How effective Zn supplements are in preventing prostate cancer is controversial. Although several studies have shown that high cellular Zn levels inhibit prostate cancer cell growth, a recent epidemiological study showed an increased risk for prostate cancer in men who took high-dose Zn supplements. Increased cancer risk was seen with over 100 mg/day or long-term (more than 10 years) of Zn supplement use. The current tolerable upper intake level for Zn is 40 mg/day, established by the U.S. Institute of Medicine. Thus, it is possible that the subjects in the epidemiological study could have been in the toxic range of Zn intake. As with most therapeutics, higher doses do not always equate with an increase in efficacy.
Zinc, infections, and wound healing

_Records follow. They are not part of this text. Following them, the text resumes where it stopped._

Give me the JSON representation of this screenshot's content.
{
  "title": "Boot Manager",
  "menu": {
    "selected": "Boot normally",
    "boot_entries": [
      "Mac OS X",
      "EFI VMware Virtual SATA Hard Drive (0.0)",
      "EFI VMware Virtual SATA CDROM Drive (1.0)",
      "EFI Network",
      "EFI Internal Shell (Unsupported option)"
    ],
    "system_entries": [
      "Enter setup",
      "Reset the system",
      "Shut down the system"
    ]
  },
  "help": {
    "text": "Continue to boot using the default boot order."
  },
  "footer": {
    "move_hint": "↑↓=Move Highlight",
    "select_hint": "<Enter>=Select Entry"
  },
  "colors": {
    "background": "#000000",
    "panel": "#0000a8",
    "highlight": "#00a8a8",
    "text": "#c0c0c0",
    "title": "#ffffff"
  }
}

The immune system is adversely affected by even moderate degrees of Zn deficiency. Severe Zn deficiency depresses immune function. Zn is required for the development and activation of T-lymphocytes, a kind of white blood cell that helps fight infection. When Zn supplements are given to individuals with low Zn levels, the numbers of T-cell lymphocytes circulating in the blood increase and the ability of lymphocytes to fight infection improves. Studies show that poor, malnourished children in India, Africa, South America, and Southeast Asia experience shorter courses of infectious diarrhea after taking Zn supplements (29). Amounts of Zn provided in these studies ranged from 4 mg a day up to 40 mg per day and were provided in a variety of forms (Zn acetate, Zn gluconate, or Zn sulfate) (29). Zn supplements are often given to help heal skin ulcers or bed sores (30), but they do not increase rates of wound healing when Zn levels are normal.
Stinky zinc problem
Is your cologne too strong? If so you may have a zinc deficiency.
University of Tennessee research discovered that nearly 80% of a group of women and men who unknowingly sprayed on too much cologne or per-fume had low blood levels of zinc.
But, after six months of being fed a 50 mg daily dose of zinc gluconate, their sense of smell returned, and most cut back on their scent.
About 20% to 25% of smell and taste problems are zinc-related says Thomas Namey, M.D., the researcher in the study.